Hot on the heels of the Great Resignation, a new buzzword is stirring conversations about employee culture worldwide. “Quiet quitting” happens when workers only do the job they’re being paid to do, without taking on any extra duties or tasks.
On the face of it, quiet quitting seems like a passive act of resistance against the culture of overwork that soared amid the COVID-19 pandemic. But is it a cause for concern or just a TikTok fad?
“It’s a new name for an old behavior,” answered Mary-Lou MacDonald (pictured), national practice lead, health and performance, at HUB International.
People paring down their work output to find more balance in their personal lives is nothing new. The pandemic created a perfect storm for quiet quitting rather than being the source of the phenomenon.
“People have been pushed to the edge, given everything we’ve had to deal with around the pandemic. They’ve realized they’re in control of their health and wellbeing,” MacDonald said.
Quiet quitting is likely a result of burnout, an extreme and chronic form of stress which has skyrocketed in the last few years. A study by Canada Life last year showed one in three working Canadians felt burned out. Insurance (39%) was among the five industries that reported burnout rates above the national average (35%).
Health and patient care had the highest rate, with more than half (53%) of workers feeling burned out, including 66% of nurses. Staff in transportation, education and childcare, and first responders were also experiencing burnout in high numbers.
“It’s not necessarily that they don’t want to give their energy, innovation, and creativity to work,” MacDonald said. “Rather, they realize that discretionary work should no longer be considered the standard, especially when it comes at the cost of their relationships, health, and wellbeing. They want to provide that extra effort on occasion, and to employers they feel deserve it.”
More positively, the trend suggests more employees are being smart around setting boundaries to protect their wellbeing. “It’s not about quitting; it’s about readjusting and realigning priorities,” continued Macdonald.
The trend is also resonating strongly with younger employees. For MacDonald, quiet quitting reveals much about what the youngest cohort in the workplace values in their professional lives.

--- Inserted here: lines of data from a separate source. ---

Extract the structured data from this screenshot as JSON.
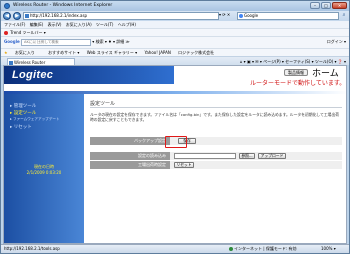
{
  "window": {
    "title": "Wireless Router - Windows Internet Explorer",
    "minimize": "–",
    "maximize": "□",
    "close": "✕"
  },
  "address_bar": {
    "back": "◀",
    "forward": "▶",
    "url": "http://192.168.2.1/index.asp",
    "tools": "▾ ⟳ ✕",
    "search_placeholder": "Google",
    "search_button": "⌕"
  },
  "menu": [
    "ファイル(F)",
    "編集(E)",
    "表示(V)",
    "お気に入り(A)",
    "ツール(T)",
    "ヘルプ(H)"
  ],
  "trend_toolbar": {
    "label": "Trend ツールバー ▾"
  },
  "google_toolbar": {
    "logo": "Google",
    "input_placeholder": "AKに以 比例して検索",
    "buttons": "▾ 検索 ▾ ♦ ▾ 詳細 ≫",
    "signin": "ログイン ▾"
  },
  "favorites_bar": {
    "favorites": "お気に入り",
    "items": [
      "おすすめサイト ▾",
      "Web スライス ギャラリー ▾",
      "Yahoo! JAPAN",
      "ロジテック株式会社"
    ]
  },
  "tabs": [
    {
      "label": "Wireless Router"
    }
  ],
  "command_bar": "⌂ ▾ ▣ ▾ ✉ ▾ ページ(P) ▾ セーフティ(S) ▾ ツール(O) ▾ ❓ ▾",
  "header": {
    "logo": "Logitec",
    "model_badge": "製品情報",
    "home": "ホーム",
    "router_mode": "ルーターモードで動作しています。"
  },
  "sidebar": {
    "items": [
      {
        "label": "▸ 管理ツール"
      },
      {
        "label": "▸ 設定ツール"
      },
      {
        "label": "▸ ファームウェアアップデート"
      },
      {
        "label": "▸ リセット"
      }
    ],
    "status_title": "現在の日時",
    "status_time": "2/1/2009 0:03:20"
  },
  "main": {
    "title": "設定ツール",
    "description": "ルータの現在の設定を保存できます。ファイル名は「config.bin」です。また保存した設定をルータに読み込めます。ルータを初期化して工場出荷時の設定に戻すこともできます。",
    "rows": [
      {
        "label": "バックアップ設定",
        "button": "保存"
      },
      {
        "label": "設定の読み込み",
        "button": "参照...",
        "button2": "アップロード"
      },
      {
        "label": "工場出荷時設定",
        "button": "リセット"
      }
    ]
  },
  "status_bar": {
    "url": "http://192.168.2.1/tools.asp",
    "zone": "インターネット | 保護モード: 有効",
    "zoom": "100% ▾"
  },
  "colors": {
    "accent_red": "#d01010",
    "sidebar_blue": "#1c4fa3",
    "sidebar_active": "#ffee33"
  }
}
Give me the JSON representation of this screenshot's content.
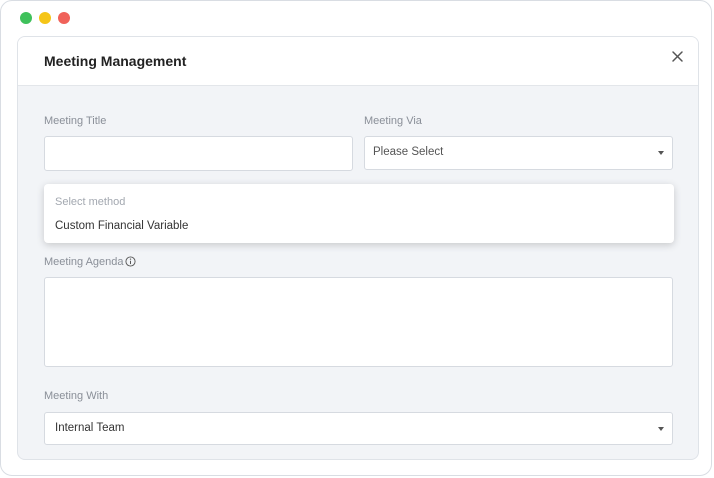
{
  "window": {
    "traffic_lights": [
      {
        "name": "green",
        "color": "#3fc15b"
      },
      {
        "name": "yellow",
        "color": "#f5c518"
      },
      {
        "name": "red",
        "color": "#f0625a"
      }
    ]
  },
  "modal": {
    "title": "Meeting Management",
    "close_icon": "close-icon"
  },
  "form": {
    "meeting_title": {
      "label": "Meeting Title",
      "value": ""
    },
    "meeting_via": {
      "label": "Meeting Via",
      "selected": "Please Select"
    },
    "method_dropdown": {
      "placeholder": "Select method",
      "options": [
        "Custom Financial Variable"
      ]
    },
    "meeting_agenda": {
      "label": "Meeting Agenda",
      "value": "",
      "info_icon": "info-icon"
    },
    "meeting_with": {
      "label": "Meeting With",
      "selected": "Internal Team"
    }
  }
}
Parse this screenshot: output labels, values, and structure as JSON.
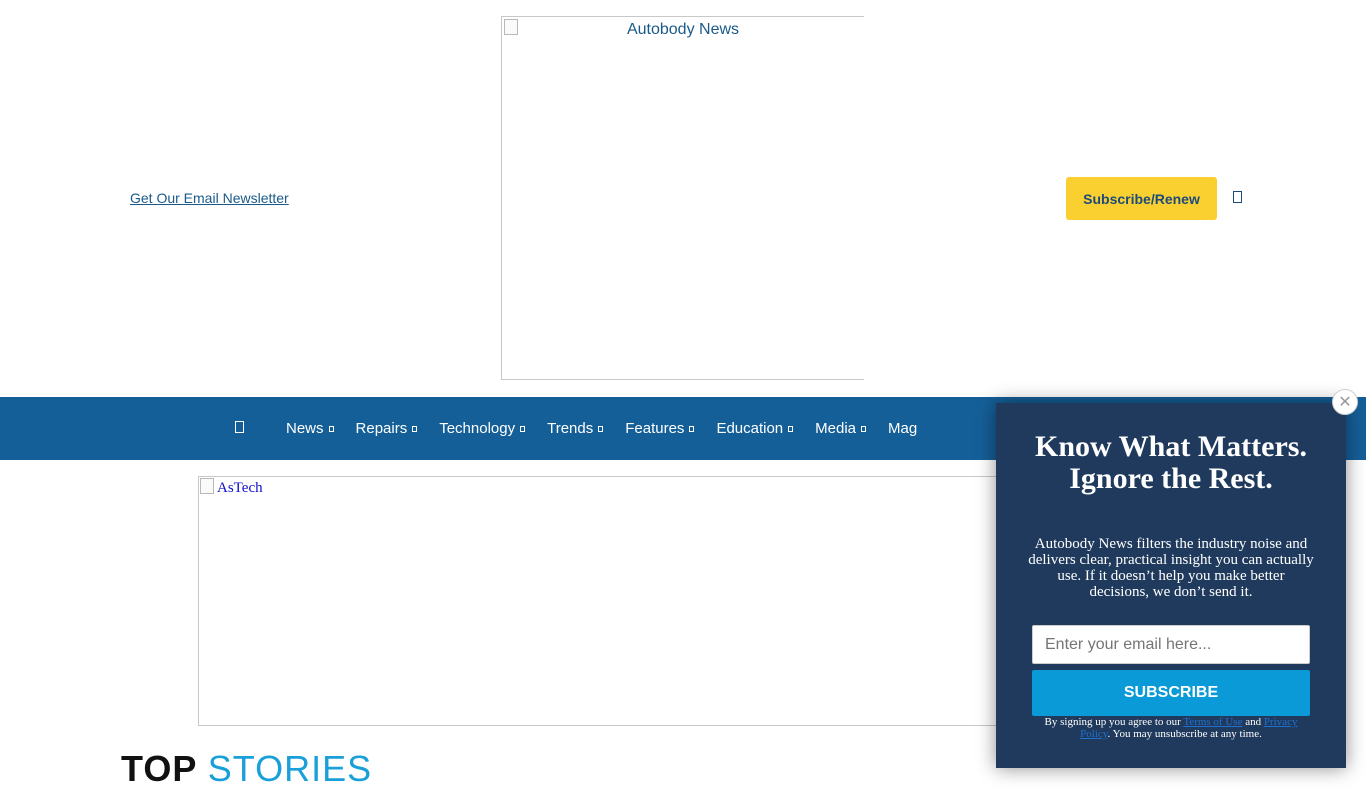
{
  "header": {
    "newsletter_link": "Get Our Email Newsletter",
    "logo_alt": "Autobody News",
    "subscribe_label": "Subscribe/Renew",
    "search_icon": "search-icon"
  },
  "nav": {
    "home_icon": "home-icon",
    "items": [
      {
        "label": "News"
      },
      {
        "label": "Repairs"
      },
      {
        "label": "Technology"
      },
      {
        "label": "Trends"
      },
      {
        "label": "Features"
      },
      {
        "label": "Education"
      },
      {
        "label": "Media"
      },
      {
        "label": "Mag"
      }
    ]
  },
  "ad": {
    "alt": "AsTech"
  },
  "section": {
    "title_a": "TOP ",
    "title_b": "STORIES"
  },
  "popup": {
    "close_glyph": "✕",
    "title": "Know What Matters. Ignore the Rest.",
    "body": "Autobody News filters the industry noise and delivers clear, practical insight you can actually use. If it doesn’t help you make better decisions, we don’t send it.",
    "email_placeholder": "Enter your email here...",
    "submit_label": "SUBSCRIBE",
    "legal_prefix": "By signing up you agree to our ",
    "terms_link": "Terms of Use",
    "legal_and": " and ",
    "privacy_link": "Privacy Policy",
    "legal_suffix": ". You may unsubscribe at any time."
  },
  "colors": {
    "nav_bg": "#155f98",
    "subscribe_btn": "#f9d030",
    "popup_bg": "#1f3a5c",
    "popup_submit": "#0a9ad8",
    "stories_accent": "#1aa0d8"
  }
}
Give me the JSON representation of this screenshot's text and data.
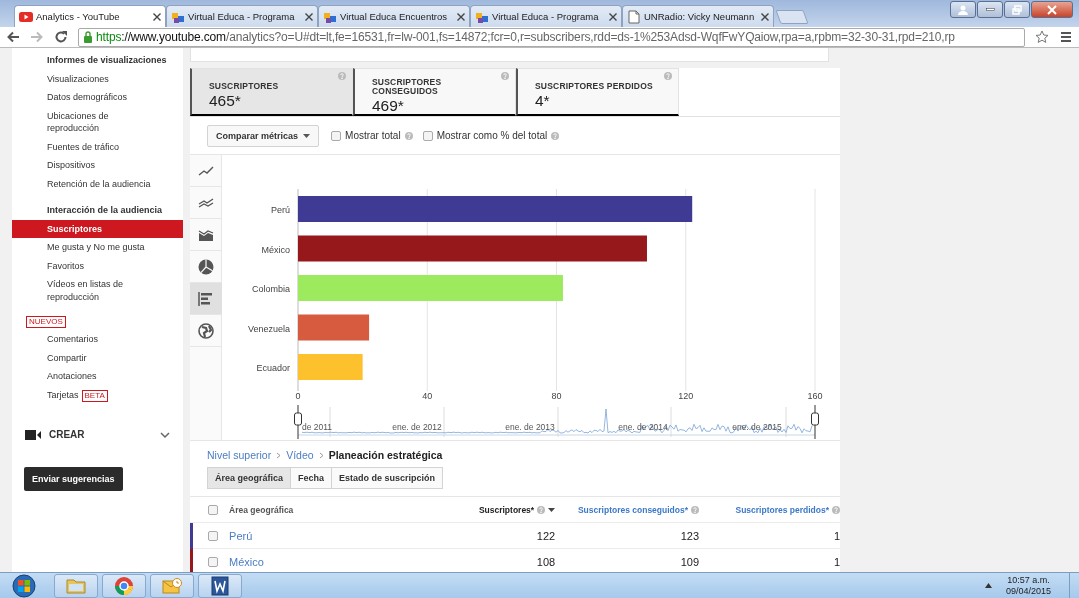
{
  "browser": {
    "tabs": [
      {
        "title": "Analytics - YouTube",
        "kind": "youtube",
        "selected": true
      },
      {
        "title": "Virtual Educa - Programa",
        "kind": "puzzle",
        "selected": false
      },
      {
        "title": "Virtual Educa Encuentros",
        "kind": "puzzle",
        "selected": false
      },
      {
        "title": "Virtual Educa - Programa",
        "kind": "puzzle",
        "selected": false
      },
      {
        "title": "UNRadio: Vicky Neumann",
        "kind": "page",
        "selected": false
      }
    ],
    "url": {
      "scheme": "https",
      "host": "://www.youtube.com",
      "path": "/analytics?o=U#dt=lt,fe=16531,fr=lw-001,fs=14872;fcr=0,r=subscribers,rdd=ds-1%253Adsd-WqfFwYQaiow,rpa=a,rpbm=32-30-31,rpd=210,rp"
    }
  },
  "sidebar": {
    "items": [
      {
        "label": "Informes de visualizaciones",
        "kind": "heading"
      },
      {
        "label": "Visualizaciones",
        "kind": "item",
        "selected": false
      },
      {
        "label": "Datos demográficos",
        "kind": "item",
        "selected": false
      },
      {
        "label": "Ubicaciones de reproducción",
        "kind": "item",
        "selected": false
      },
      {
        "label": "Fuentes de tráfico",
        "kind": "item",
        "selected": false
      },
      {
        "label": "Dispositivos",
        "kind": "item",
        "selected": false
      },
      {
        "label": "Retención de la audiencia",
        "kind": "item",
        "selected": false
      },
      {
        "label": "Interacción de la audiencia",
        "kind": "heading"
      },
      {
        "label": "Suscriptores",
        "kind": "item",
        "selected": true
      },
      {
        "label": "Me gusta y No me gusta",
        "kind": "item",
        "selected": false
      },
      {
        "label": "Favoritos",
        "kind": "item",
        "selected": false
      },
      {
        "label": "Vídeos en listas de reproducción",
        "kind": "item",
        "selected": false
      },
      {
        "label": "NUEVOS",
        "kind": "badge"
      },
      {
        "label": "Comentarios",
        "kind": "item",
        "selected": false
      },
      {
        "label": "Compartir",
        "kind": "item",
        "selected": false
      },
      {
        "label": "Anotaciones",
        "kind": "item",
        "selected": false
      },
      {
        "label": "Tarjetas",
        "kind": "item",
        "badge": "BETA",
        "selected": false
      }
    ],
    "create": {
      "label": "CREAR",
      "expanded": false
    },
    "feedback_button": "Enviar sugerencias"
  },
  "metrics": [
    {
      "label": "SUSCRIPTORES",
      "value": "465*",
      "selected": true
    },
    {
      "label": "SUSCRIPTORES CONSEGUIDOS",
      "value": "469*",
      "selected": false
    },
    {
      "label": "SUSCRIPTORES PERDIDOS",
      "value": "4*",
      "selected": false
    }
  ],
  "toolbar": {
    "compare_button": "Comparar métricas",
    "checkboxes": [
      {
        "label": "Mostrar total",
        "checked": false
      },
      {
        "label": "Mostrar como % del total",
        "checked": false
      }
    ]
  },
  "chart_types": [
    {
      "kind": "line",
      "selected": false
    },
    {
      "kind": "multiline",
      "selected": false
    },
    {
      "kind": "area",
      "selected": false
    },
    {
      "kind": "pie",
      "selected": false
    },
    {
      "kind": "bar",
      "selected": true
    },
    {
      "kind": "map",
      "selected": false
    }
  ],
  "chart": {
    "chart_data": {
      "type": "bar",
      "orientation": "horizontal",
      "categories": [
        "Perú",
        "México",
        "Colombia",
        "Venezuela",
        "Ecuador"
      ],
      "values": [
        122,
        108,
        82,
        22,
        20
      ],
      "colors": [
        "#3f3b95",
        "#96181b",
        "#9eea5e",
        "#d65b3f",
        "#fcc12c"
      ],
      "xlim": [
        0,
        160
      ],
      "xticks": [
        0,
        40,
        80,
        120,
        160
      ],
      "grid": true
    },
    "timeline_labels": [
      "de 2011",
      "ene. de 2012",
      "ene. de 2013",
      "ene. de 2014",
      "ene. de 2015"
    ]
  },
  "breadcrumb": [
    {
      "label": "Nivel superior",
      "link": true
    },
    {
      "label": "Vídeo",
      "link": true
    },
    {
      "label": "Planeación estratégica",
      "link": false
    }
  ],
  "dimension_tabs": [
    {
      "label": "Área geográfica",
      "selected": true
    },
    {
      "label": "Fecha",
      "selected": false
    },
    {
      "label": "Estado de suscripción",
      "selected": false
    }
  ],
  "table": {
    "select_all_checked": false,
    "columns": [
      {
        "label": "Área geográfica",
        "kind": "name",
        "sorted": false
      },
      {
        "label": "Suscriptores*",
        "kind": "metric",
        "sorted": true
      },
      {
        "label": "Suscriptores conseguidos*",
        "kind": "metric",
        "sorted": false
      },
      {
        "label": "Suscriptores perdidos*",
        "kind": "metric",
        "sorted": false
      }
    ],
    "rows": [
      {
        "color": "#3f3b95",
        "checked": false,
        "cells": [
          "Perú",
          "122",
          "123",
          "1"
        ]
      },
      {
        "color": "#96181b",
        "checked": false,
        "cells": [
          "México",
          "108",
          "109",
          "1"
        ]
      }
    ]
  },
  "taskbar": {
    "apps": [
      {
        "kind": "explorer"
      },
      {
        "kind": "chrome"
      },
      {
        "kind": "outlook"
      },
      {
        "kind": "word"
      }
    ],
    "time": "10:57 a.m.",
    "date": "09/04/2015"
  }
}
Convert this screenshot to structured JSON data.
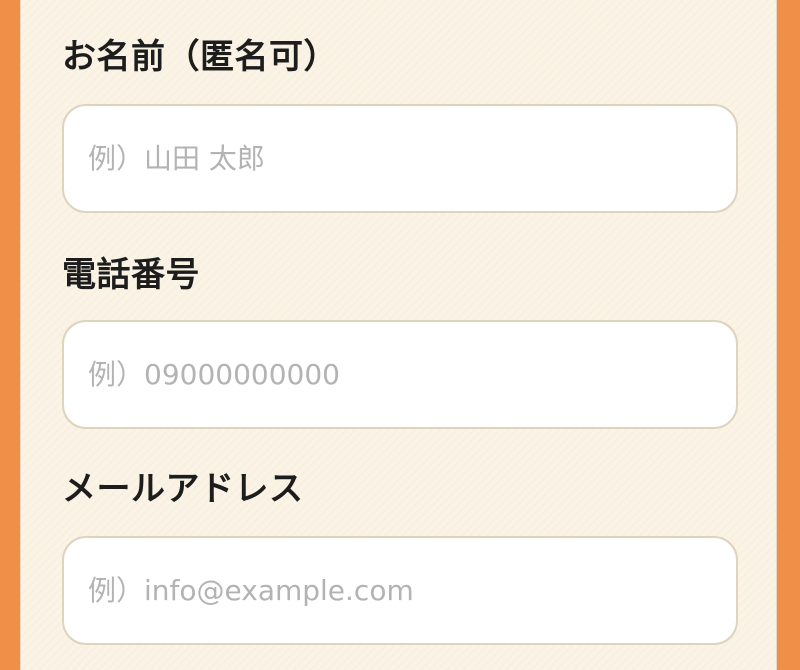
{
  "colors": {
    "page_background": "#f08f48",
    "panel_background": "#fbf4e6",
    "input_border": "#ded3bd",
    "label_text": "#1d1d1d",
    "placeholder_text": "#b3b3b3"
  },
  "form": {
    "name": {
      "label": "お名前（匿名可）",
      "value": "",
      "placeholder": "例）山田 太郎"
    },
    "phone": {
      "label": "電話番号",
      "value": "",
      "placeholder": "例）09000000000"
    },
    "email": {
      "label": "メールアドレス",
      "value": "",
      "placeholder": "例）info@example.com"
    }
  }
}
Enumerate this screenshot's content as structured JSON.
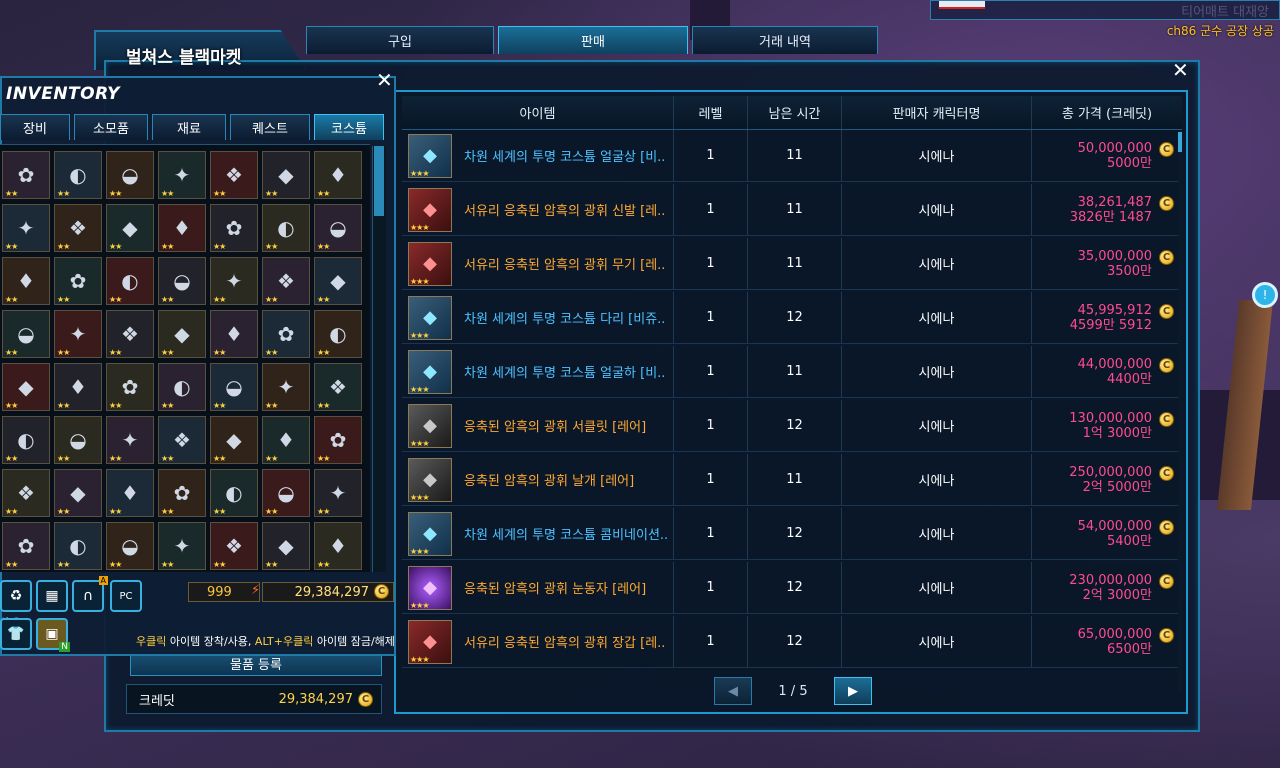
{
  "market": {
    "title": "벌쳐스 블랙마켓",
    "tabs": [
      {
        "label": "구입",
        "active": false
      },
      {
        "label": "판매",
        "active": true
      },
      {
        "label": "거래 내역",
        "active": false
      }
    ],
    "columns": [
      "아이템",
      "레벨",
      "남은 시간",
      "판매자 캐릭터명",
      "총 가격 (크레딧)"
    ],
    "rows": [
      {
        "name": "차원 세계의 투명 코스튬 얼굴상 [비..",
        "color": "blue",
        "icon": "dark-blue",
        "level": "1",
        "time": "11",
        "seller": "시에나",
        "price": "50,000,000",
        "price_short": "5000만"
      },
      {
        "name": "서유리 응축된 암흑의 광휘 신발 [레..",
        "color": "orange",
        "icon": "red",
        "level": "1",
        "time": "11",
        "seller": "시에나",
        "price": "38,261,487",
        "price_short": "3826만 1487"
      },
      {
        "name": "서유리 응축된 암흑의 광휘 무기 [레..",
        "color": "orange",
        "icon": "red",
        "level": "1",
        "time": "11",
        "seller": "시에나",
        "price": "35,000,000",
        "price_short": "3500만"
      },
      {
        "name": "차원 세계의 투명 코스튬 다리 [비쥬..",
        "color": "blue",
        "icon": "dark-blue",
        "level": "1",
        "time": "12",
        "seller": "시에나",
        "price": "45,995,912",
        "price_short": "4599만 5912"
      },
      {
        "name": "차원 세계의 투명 코스튬 얼굴하 [비..",
        "color": "blue",
        "icon": "dark-blue",
        "level": "1",
        "time": "11",
        "seller": "시에나",
        "price": "44,000,000",
        "price_short": "4400만"
      },
      {
        "name": "응축된 암흑의 광휘 서클릿 [레어]",
        "color": "orange",
        "icon": "dark",
        "level": "1",
        "time": "12",
        "seller": "시에나",
        "price": "130,000,000",
        "price_short": "1억 3000만"
      },
      {
        "name": "응축된 암흑의 광휘 날개 [레어]",
        "color": "orange",
        "icon": "dark",
        "level": "1",
        "time": "11",
        "seller": "시에나",
        "price": "250,000,000",
        "price_short": "2억 5000만"
      },
      {
        "name": "차원 세계의 투명 코스튬 콤비네이션..",
        "color": "blue",
        "icon": "dark-blue",
        "level": "1",
        "time": "12",
        "seller": "시에나",
        "price": "54,000,000",
        "price_short": "5400만"
      },
      {
        "name": "응축된 암흑의 광휘 눈동자 [레어]",
        "color": "orange",
        "icon": "purple",
        "level": "1",
        "time": "12",
        "seller": "시에나",
        "price": "230,000,000",
        "price_short": "2억 3000만"
      },
      {
        "name": "서유리 응축된 암흑의 광휘 장갑 [레..",
        "color": "orange",
        "icon": "red",
        "level": "1",
        "time": "12",
        "seller": "시에나",
        "price": "65,000,000",
        "price_short": "6500만"
      }
    ],
    "pager": {
      "text": "1 / 5"
    },
    "register_label": "물품 등록",
    "credit_label": "크레딧",
    "credit_value": "29,384,297"
  },
  "inventory": {
    "title": "INVENTORY",
    "tabs": [
      {
        "label": "장비",
        "active": false
      },
      {
        "label": "소모품",
        "active": false
      },
      {
        "label": "재료",
        "active": false
      },
      {
        "label": "퀘스트",
        "active": false
      },
      {
        "label": "코스튬",
        "active": true
      }
    ],
    "fatigue": "999",
    "credit": "29,384,297",
    "hint_parts": [
      "우클릭",
      " 아이템 장착/사용, ",
      "ALT+우클릭",
      " 아이템 잠금/해제"
    ],
    "button_labels": {
      "delete": "삭제",
      "pc": "PC",
      "badge_a": "A",
      "badge_n": "N"
    }
  },
  "overlay": {
    "channel": "ch86 군수 공장 상공",
    "channel_ghost": "티어매트 대재앙"
  },
  "colors": {
    "accent": "#1d9ad0",
    "price": "#ff4c90",
    "rare_blue": "#4ec2ff",
    "rare_orange": "#ffa930",
    "credit": "#ffd34a"
  }
}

With Gen Z set to become the dominant force in the working world, organizations should listen closely for cues on what these younger workers want and need to thrive.
“Salary used to be the biggest deciding factor for many generations when choosing a career, but, for Gen Z, there are more important things, like mutual mentorship, technology, and mental health,” said MacDonald.
The pandemic forced many companies to look at ways to support the mental health of all employees, regardless of generation. But, MacDonald said, for the most part, organizations and leaders were not well equipped for the task.
“Maybe the supports weren’t in place, or they weren’t robust enough or customized enough, or communicated well enough for the different generations. Many leaders were not trained to recognize when someone is struggling in the workplace, let alone what to do or say, or how to support them,” said MacDonald.
Rather than blame individual employees for quiet quitting, insurance companies must focus on how to prevent burnout, ramp up support for their workforce, and create a resilient organization.
“I always say it’s a shared responsibility. As employees, it’s our responsibility to bring our best selves to work every day, mentally and physically. That includes getting enough sleep, getting the exercise that I need to stay healthy and functioning at a high level, managing family or health issues I might have, and eating well,” MacDonald explained.
“It’s employers’ responsibility to create workplaces where individuals can thrive and do their best work, which means removing obstacles, making the work fair and equitable, and managing the workload and work pace that employees must deal with. They should also clearly communicate their expectations and timelines. Knowing your employees well and building supportive relationships builds mutual trust, which goes a long way.”
Leaders should strive to get more mental health education for themselves, so they can better support employees. That includes knowing where to direct resources and benefits so employees can easily access them, but it also means taking the initiative to spot warning signs of burnout.
“There are mindsets at work that leaders must be aware of, such as that of perfectionists and pleasers,” cautioned MacDonald. “Some are super passionate about their roles and will voluntarily overwork themselves.”
She said that individuals with these mindsets are more likely to burn out over time. “It’s the employer’s responsibility to be aware and remind those super passionate and perfectionist folks to set healthy boundaries themselves, and for leaders to model that behaviour as well. They should also avoid piling more work on to those employees they know will go the extra mile.”